Speedy Ortiz
Speedy Ortiz
From their start as a full band, Speedy Ortiz found a warm reception in the Bay State’s rock underground, from Boston’s basements to Western Massachusetts’ experimental scene. In March 2012, the band recorded and self-released a two-song single (“Taylor Swift” / “Swim Fan”) with Paul Q. Kolderie (Pixies, Hole) and Justin Pizzoferrato (Chelsea Light Moving, Dinosaur Jr.). Establishing both creative momentum and a fanbase earned through near-constant U.S. touring, they continued with the Sports EP, a loosely conceptual 10” released on Exploding In Sound that June.

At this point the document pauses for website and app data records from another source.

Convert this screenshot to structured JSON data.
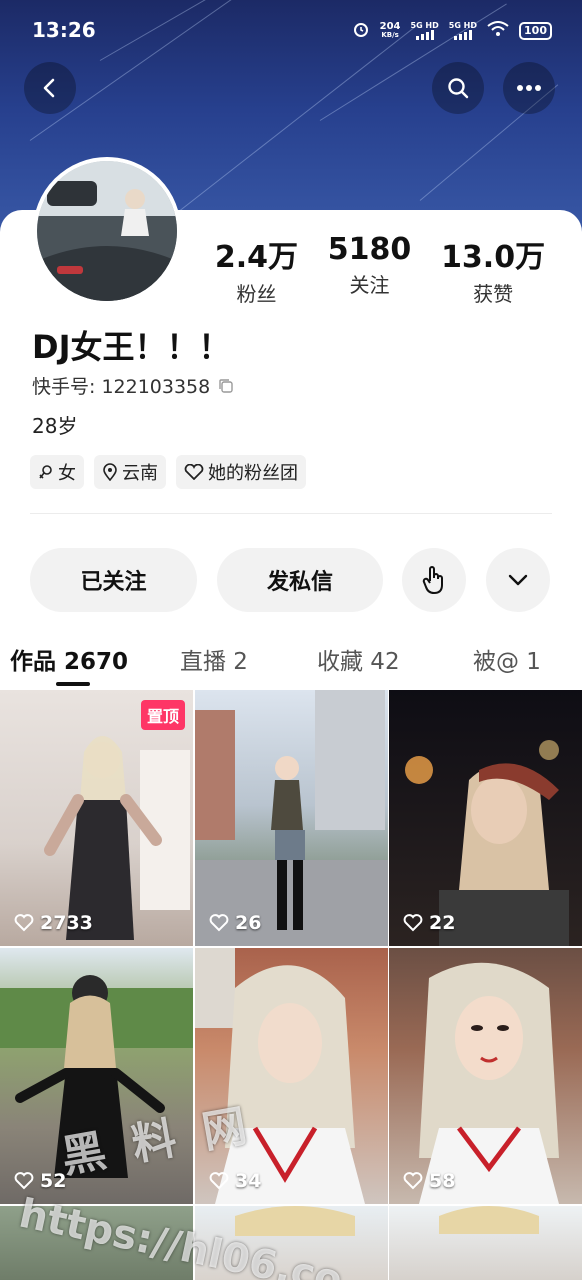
{
  "status": {
    "time": "13:26",
    "net_speed": "204",
    "net_unit": "KB/s",
    "sim1": "5G HD",
    "sim2": "5G HD",
    "battery": "100"
  },
  "profile": {
    "stats": [
      {
        "value": "2.4万",
        "label": "粉丝"
      },
      {
        "value": "5180",
        "label": "关注"
      },
      {
        "value": "13.0万",
        "label": "获赞"
      }
    ],
    "name": "DJ女王！！！",
    "uid_label": "快手号: 122103358",
    "age": "28岁",
    "tags": [
      {
        "icon": "female-icon",
        "label": "女"
      },
      {
        "icon": "location-icon",
        "label": "云南"
      },
      {
        "icon": "fan-group-icon",
        "label": "她的粉丝团"
      }
    ]
  },
  "actions": {
    "follow": "已关注",
    "message": "发私信"
  },
  "tabs": [
    {
      "label": "作品 2670",
      "active": true
    },
    {
      "label": "直播 2",
      "active": false
    },
    {
      "label": "收藏 42",
      "active": false
    },
    {
      "label": "被@ 1",
      "active": false
    }
  ],
  "videos": [
    {
      "likes": "2733",
      "pinned": "置顶"
    },
    {
      "likes": "26"
    },
    {
      "likes": "22"
    },
    {
      "likes": "52"
    },
    {
      "likes": "34"
    },
    {
      "likes": "58"
    }
  ],
  "watermark": {
    "chars": "黑 料 网",
    "url": "https://hl06.co"
  }
}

Their debut album Major Arcana, named Best New Music by Pitchfork, saw the evolution of Speedy Ortiz from a lo-fi project into a wholly collaborative effort, marked by Darl Ferm’s thick bass lines, drummer Mike Falcone’s boisterous fills, and the counterbalance between guitarist Matt Robidoux’s anti-melodic playing and frontwoman Sadie Dupuis’s angular riffing. The end result is a band able to distill their influences and impulses into something at once dissonant and melodic.
For their upcoming Real Hair EP, Speedy Ortiz has teamed up with Paul Q. Kolderie once again, resulting in a collection brushed with effected guitars and pop-conscious vocals. Here Dupuis attempts to untangle concerns about misrepresentation of identity in four songs delivered with the band’s signature abrasive clarity. The band will support the EP on the road into 2014 with a January southeastern string of All-Ages shows with Boston friends Grass is Green, their first European tour in February, and supporting slots with the Breeders and Stephen Malkmus & the Jicks.

With Real Hair, Speedy Ortiz once again taps into the four-part chemistry that brought their prior outings praise. They’re still equal parts noisy and poetic, and now merge those channels more seamlessly than ever.
BOYTOY
BOYTOY
BOYTOY is the love child of three dinguses from the same stardust.
Venue Information:
Great Scott
1222 Commonwealth Avenue
Allston, MA, 02134
http://www.greatscottboston.com/